That’s where you are wrong.  The court said:

“The question is not whether it is difficult for someone to be able to pay – there must be many claimants in that position – it is whether it is virtually impossible and excessively difficult for them to do so”.

Client:  

That’s wicked.

Solicitor: 

That’s the High Court. Lord Justice Elias is paid £198,674.00 and Mr Justice Foskett £174,481.00 so they know all about having to count the pennies.

Client:

Surely Labour will change all this.

Solicitor: 

Nope.

Client:  

I think I will vote for the Fascists then.

Solicitor:

They tried that in Germany.    Didn’t do them much good. Nice rallies mind.

Client leaves.  Solicitor hums the Horst Wessel.  There is a muffled explosion.  The local court is in ruins.

Advertisements

Written by kerryunderwood

July 26, 2017 at 10:31 am

Posted in Uncategorized

4 Responses

Subscribe to comments with RSS.

  1. Reblogged this on | truthaholics and commented:
    “There are rules and reasons for the rules” as D. Kennedy said, “Legal reasoning refers to interpretative fidelity of judges who are bound by the legal formulation of the right; the duty to be faithful to it in their interpretation and application; this duty is counterbalanced so to speak by legislative duty, which is appealing to the political values of the community.” ~ A Critique of Adjudication, [1997]

    truthaholics

    July 26, 2017 at 10:51 am

  2. Too bloody right

    Neil

    Neil Davies
    DIRECTOR – Solicitor
    Neil Davies and Partners
    Calcameron House
    36B Water Street
    Birmingham
    B3 1HP

    DX 13037
    Birmingham

    Tel: 0121 200 7040
    DDI: 0121 200 7042
    Fax: 0121 200 7041
    Mob: 07825 326857
    E-mail: neild@ndandp.co.uk
    http://www.ndandp.co.uk

    [nd&p lh final]

    [Winner Law Society logo][Law Firm up to 4 Partners logo 2017][Partner of the Year 2017]

    The contents of this email are confidential to the intended recipient at the email address to which it has been addressed.
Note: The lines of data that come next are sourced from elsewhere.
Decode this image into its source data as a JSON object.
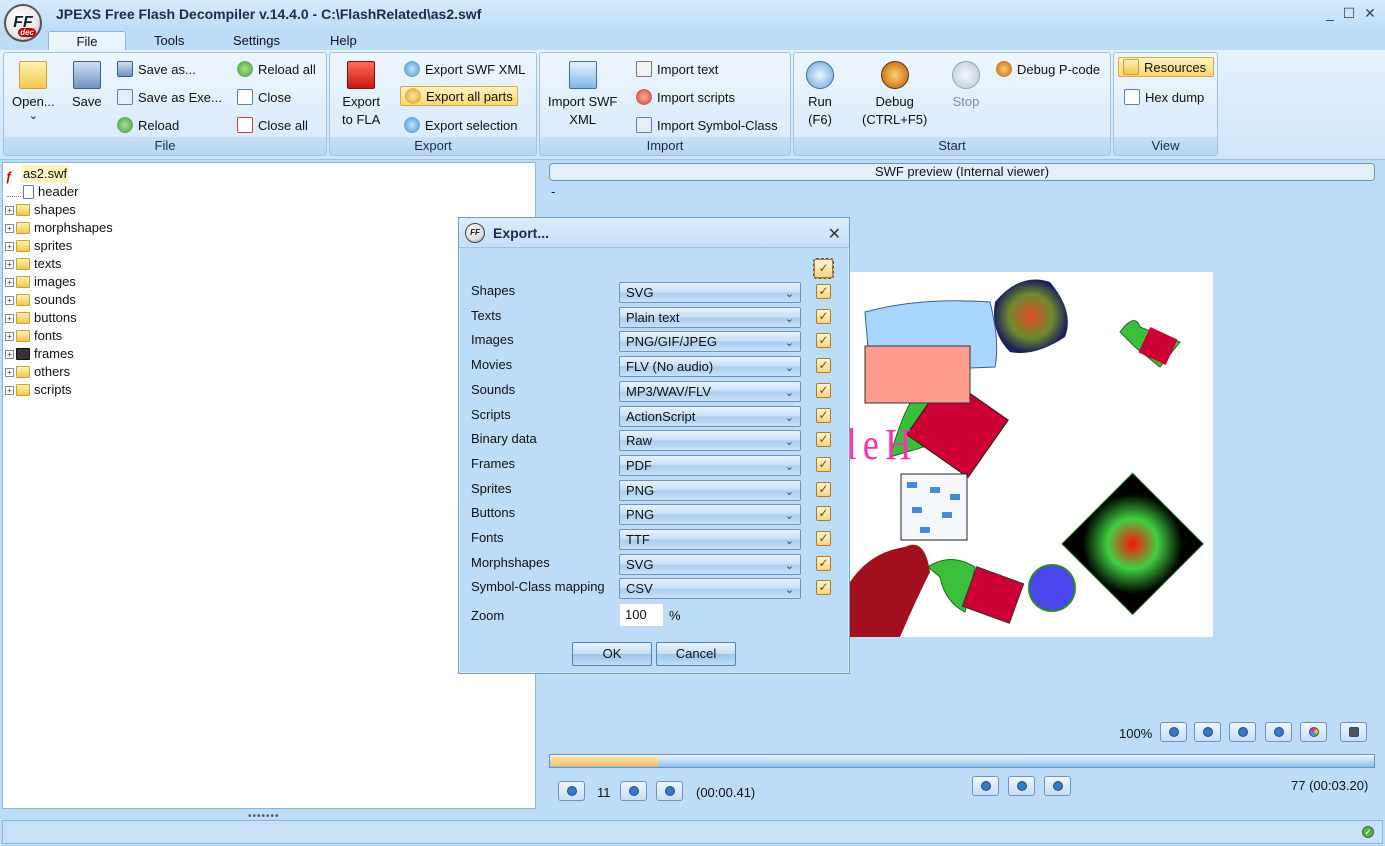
{
  "window": {
    "title": "JPEXS Free Flash Decompiler v.14.4.0 - C:\\FlashRelated\\as2.swf",
    "logo_text": "FF",
    "logo_sub": "dec"
  },
  "menu": {
    "tabs": [
      "File",
      "Tools",
      "Settings",
      "Help"
    ],
    "active": "File"
  },
  "ribbon": {
    "file": {
      "label": "File",
      "open": "Open...",
      "open_arrow": "⌄",
      "save": "Save",
      "save_as": "Save as...",
      "save_as_exe": "Save as Exe...",
      "reload": "Reload",
      "reload_all": "Reload all",
      "close": "Close",
      "close_all": "Close all"
    },
    "export": {
      "label": "Export",
      "export_fla_1": "Export",
      "export_fla_2": "to FLA",
      "export_swf_xml": "Export SWF XML",
      "export_all_parts": "Export all parts",
      "export_selection": "Export selection"
    },
    "import": {
      "label": "Import",
      "import_swf_xml_1": "Import SWF",
      "import_swf_xml_2": "XML",
      "import_text": "Import text",
      "import_scripts": "Import scripts",
      "import_symbol_class": "Import Symbol-Class"
    },
    "start": {
      "label": "Start",
      "run_1": "Run",
      "run_2": "(F6)",
      "debug_1": "Debug",
      "debug_2": "(CTRL+F5)",
      "stop": "Stop",
      "debug_pcode": "Debug P-code"
    },
    "view": {
      "label": "View",
      "resources": "Resources",
      "hex_dump": "Hex dump"
    }
  },
  "tree": {
    "root": "as2.swf",
    "items": [
      "header",
      "shapes",
      "morphshapes",
      "sprites",
      "texts",
      "images",
      "sounds",
      "buttons",
      "fonts",
      "frames",
      "others",
      "scripts"
    ]
  },
  "preview": {
    "header": "SWF preview (Internal viewer)",
    "dash": "-",
    "canvas_text": "HelloWorld",
    "zoom": "100%",
    "frame": "11",
    "time": "(00:00.41)",
    "total": "77 (00:03.20)",
    "progress_fraction": 0.13
  },
  "dialog": {
    "title": "Export...",
    "close": "✕",
    "check_mark": "✓",
    "options": [
      {
        "label": "Shapes",
        "value": "SVG"
      },
      {
        "label": "Texts",
        "value": "Plain text"
      },
      {
        "label": "Images",
        "value": "PNG/GIF/JPEG"
      },
      {
        "label": "Movies",
        "value": "FLV (No audio)"
      },
      {
        "label": "Sounds",
        "value": "MP3/WAV/FLV"
      },
      {
        "label": "Scripts",
        "value": "ActionScript"
      },
      {
        "label": "Binary data",
        "value": "Raw"
      },
      {
        "label": "Frames",
        "value": "PDF"
      },
      {
        "label": "Sprites",
        "value": "PNG"
      },
      {
        "label": "Buttons",
        "value": "PNG"
      },
      {
        "label": "Fonts",
        "value": "TTF"
      },
      {
        "label": "Morphshapes",
        "value": "SVG"
      },
      {
        "label": "Symbol-Class mapping",
        "value": "CSV"
      }
    ],
    "zoom_label": "Zoom",
    "zoom_value": "100",
    "zoom_unit": "%",
    "ok": "OK",
    "cancel": "Cancel"
  }
}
It may not be disclosed to or used by anyone other than this addressee, nor may it be copied in any way. If received in error, please contact Neil Davies and Partners, Calcameron House, 36B Water Street, Birmingham, B3 1HP +44 (0) 121 200 7040 quoting the name of the sender and the addressee and then delete it from your system.

    Please note that neither Neil Davies and Partners nor the sender accepts any responsibility for viruses and it is your responsibility to scan the email and attachments (if any). No contracts may be concluded on behalf of Neil Davies and Partners by means of email communications. Service of proceedings by way of email communication is not accepted.

    Neil Davies & Partners is a trading name (SRA number 591257) of N D & P Solicitors Ltd (SRA number 573278), registered in England & Wales under CRN 8125420. Directors: Neil W Davies BA (Hons) and Sukhbir Mall LLB (Hons). Neil Davies & Partners is authorised and regulated by the Solicitors Regulation Authority (www.sra.org.uk). For further information, please refer to http://www.ndandp.co.uk.

    Neil Davies

    July 26, 2017 at 11:10 am

  3. daveyone1

    July 26, 2017 at 7:00 pm


Leave a Reply

Fill in your details below or click an icon to log in:

WordPress.com Logo

You are commenting using your WordPress.com account. Log Out / Change )

Twitter picture

You are commenting using your Twitter account. Log Out / Change )

Facebook photo

You are commenting using your Facebook account. Log Out / Change )

Google+ photo

You are commenting using your Google+ account. Log Out / Change )

Connecting to %s

%d bloggers like this: